● Task details
Type every record exactly as it appears.

** Opening Input for this task block **

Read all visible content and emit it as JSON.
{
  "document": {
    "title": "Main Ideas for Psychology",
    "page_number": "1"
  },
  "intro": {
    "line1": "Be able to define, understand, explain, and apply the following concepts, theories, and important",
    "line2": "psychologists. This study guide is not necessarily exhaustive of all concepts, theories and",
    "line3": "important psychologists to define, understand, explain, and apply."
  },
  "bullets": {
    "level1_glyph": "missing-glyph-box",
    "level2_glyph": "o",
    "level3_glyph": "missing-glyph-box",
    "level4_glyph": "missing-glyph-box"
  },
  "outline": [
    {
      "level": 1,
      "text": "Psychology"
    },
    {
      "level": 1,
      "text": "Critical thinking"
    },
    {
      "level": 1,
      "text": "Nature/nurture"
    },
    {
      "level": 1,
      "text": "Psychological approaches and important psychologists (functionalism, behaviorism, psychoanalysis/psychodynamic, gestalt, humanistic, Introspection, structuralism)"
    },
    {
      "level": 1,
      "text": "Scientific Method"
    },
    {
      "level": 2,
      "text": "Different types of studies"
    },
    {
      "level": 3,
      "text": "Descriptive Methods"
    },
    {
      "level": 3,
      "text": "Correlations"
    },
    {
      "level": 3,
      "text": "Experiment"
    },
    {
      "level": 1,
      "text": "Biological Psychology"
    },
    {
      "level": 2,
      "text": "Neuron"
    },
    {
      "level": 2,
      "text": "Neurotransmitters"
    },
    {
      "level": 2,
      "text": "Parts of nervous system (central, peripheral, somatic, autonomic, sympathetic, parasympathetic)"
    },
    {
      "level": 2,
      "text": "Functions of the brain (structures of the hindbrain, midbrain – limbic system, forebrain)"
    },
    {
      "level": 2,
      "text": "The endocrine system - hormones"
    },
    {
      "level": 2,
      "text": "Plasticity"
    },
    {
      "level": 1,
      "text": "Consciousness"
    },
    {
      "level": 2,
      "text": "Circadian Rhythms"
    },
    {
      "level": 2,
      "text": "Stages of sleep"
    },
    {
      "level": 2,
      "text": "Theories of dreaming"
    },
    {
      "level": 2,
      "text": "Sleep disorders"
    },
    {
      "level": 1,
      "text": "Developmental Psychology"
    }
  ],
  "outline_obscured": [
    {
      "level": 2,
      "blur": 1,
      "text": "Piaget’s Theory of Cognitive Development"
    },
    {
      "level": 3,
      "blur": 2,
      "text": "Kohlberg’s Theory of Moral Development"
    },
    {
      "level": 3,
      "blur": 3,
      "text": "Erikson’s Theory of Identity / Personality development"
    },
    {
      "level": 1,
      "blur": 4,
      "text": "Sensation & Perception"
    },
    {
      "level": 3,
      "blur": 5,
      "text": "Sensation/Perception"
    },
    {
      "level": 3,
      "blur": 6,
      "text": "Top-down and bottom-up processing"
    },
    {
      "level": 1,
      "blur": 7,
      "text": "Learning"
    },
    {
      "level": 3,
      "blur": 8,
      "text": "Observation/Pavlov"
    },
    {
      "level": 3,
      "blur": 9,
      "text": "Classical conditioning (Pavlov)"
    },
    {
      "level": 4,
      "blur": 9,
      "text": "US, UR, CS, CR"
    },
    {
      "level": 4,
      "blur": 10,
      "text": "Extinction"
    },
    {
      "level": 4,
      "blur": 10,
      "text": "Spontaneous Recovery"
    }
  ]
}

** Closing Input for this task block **

● Task answer
Read all visible content and emit it as JSON.
{
  "document": {
    "title": "Main Ideas for Psychology",
    "page_number": "1"
  },
  "intro": {
    "line1": "Be able to define, understand, explain, and apply the following concepts, theories, and important",
    "line2": "psychologists. This study guide is not necessarily exhaustive of all concepts, theories and",
    "line3": "important psychologists to define, understand, explain, and apply."
  },
  "bullets": {
    "level1_glyph": "missing-glyph-box",
    "level2_glyph": "o",
    "level3_glyph": "missing-glyph-box",
    "level4_glyph": "missing-glyph-box"
  },
  "outline": [
    {
      "level": 1,
      "text": "Psychology"
    },
    {
      "level": 1,
      "text": "Critical thinking"
    },
    {
      "level": 1,
      "text": "Nature/nurture"
    },
    {
      "level": 1,
      "text": "Psychological approaches and important psychologists (functionalism, behaviorism, psychoanalysis/psychodynamic, gestalt, humanistic, Introspection, structuralism)"
    },
    {
      "level": 1,
      "text": "Scientific Method"
    },
    {
      "level": 2,
      "text": "Different types of studies"
    },
    {
      "level": 3,
      "text": "Descriptive Methods"
    },
    {
      "level": 3,
      "text": "Correlations"
    },
    {
      "level": 3,
      "text": "Experiment"
    },
    {
      "level": 1,
      "text": "Biological Psychology"
    },
    {
      "level": 2,
      "text": "Neuron"
    },
    {
      "level": 2,
      "text": "Neurotransmitters"
    },
    {
      "level": 2,
      "text": "Parts of nervous system (central, peripheral, somatic, autonomic, sympathetic, parasympathetic)"
    },
    {
      "level": 2,
      "text": "Functions of the brain (structures of the hindbrain, midbrain – limbic system, forebrain)"
    },
    {
      "level": 2,
      "text": "The endocrine system - hormones"
    },
    {
      "level": 2,
      "text": "Plasticity"
    },
    {
      "level": 1,
      "text": "Consciousness"
    },
    {
      "level": 2,
      "text": "Circadian Rhythms"
    },
    {
      "level": 2,
      "text": "Stages of sleep"
    },
    {
      "level": 2,
      "text": "Theories of dreaming"
    },
    {
      "level": 2,
      "text": "Sleep disorders"
    },
    {
      "level": 1,
      "text": "Developmental Psychology"
    }
  ],
  "outline_obscured": [
    {
      "level": 2,
      "blur": 1,
      "text": "Piaget’s Theory of Cognitive Development"
    },
    {
      "level": 3,
      "blur": 2,
      "text": "Kohlberg’s Theory of Moral Development"
    },
    {
      "level": 3,
      "blur": 3,
      "text": "Erikson’s Theory of Identity / Personality development"
    },
    {
      "level": 1,
      "blur": 4,
      "text": "Sensation & Perception"
    },
    {
      "level": 3,
      "blur": 5,
      "text": "Sensation/Perception"
    },
    {
      "level": 3,
      "blur": 6,
      "text": "Top-down and bottom-up processing"
    },
    {
      "level": 1,
      "blur": 7,
      "text": "Learning"
    },
    {
      "level": 3,
      "blur": 8,
      "text": "Observation/Pavlov"
    },
    {
      "level": 3,
      "blur": 9,
      "text": "Classical conditioning (Pavlov)"
    },
    {
      "level": 4,
      "blur": 9,
      "text": "US, UR, CS, CR"
    },
    {
      "level": 4,
      "blur": 10,
      "text": "Extinction"
    },
    {
      "level": 4,
      "blur": 10,
      "text": "Spontaneous Recovery"
    }
  ]
}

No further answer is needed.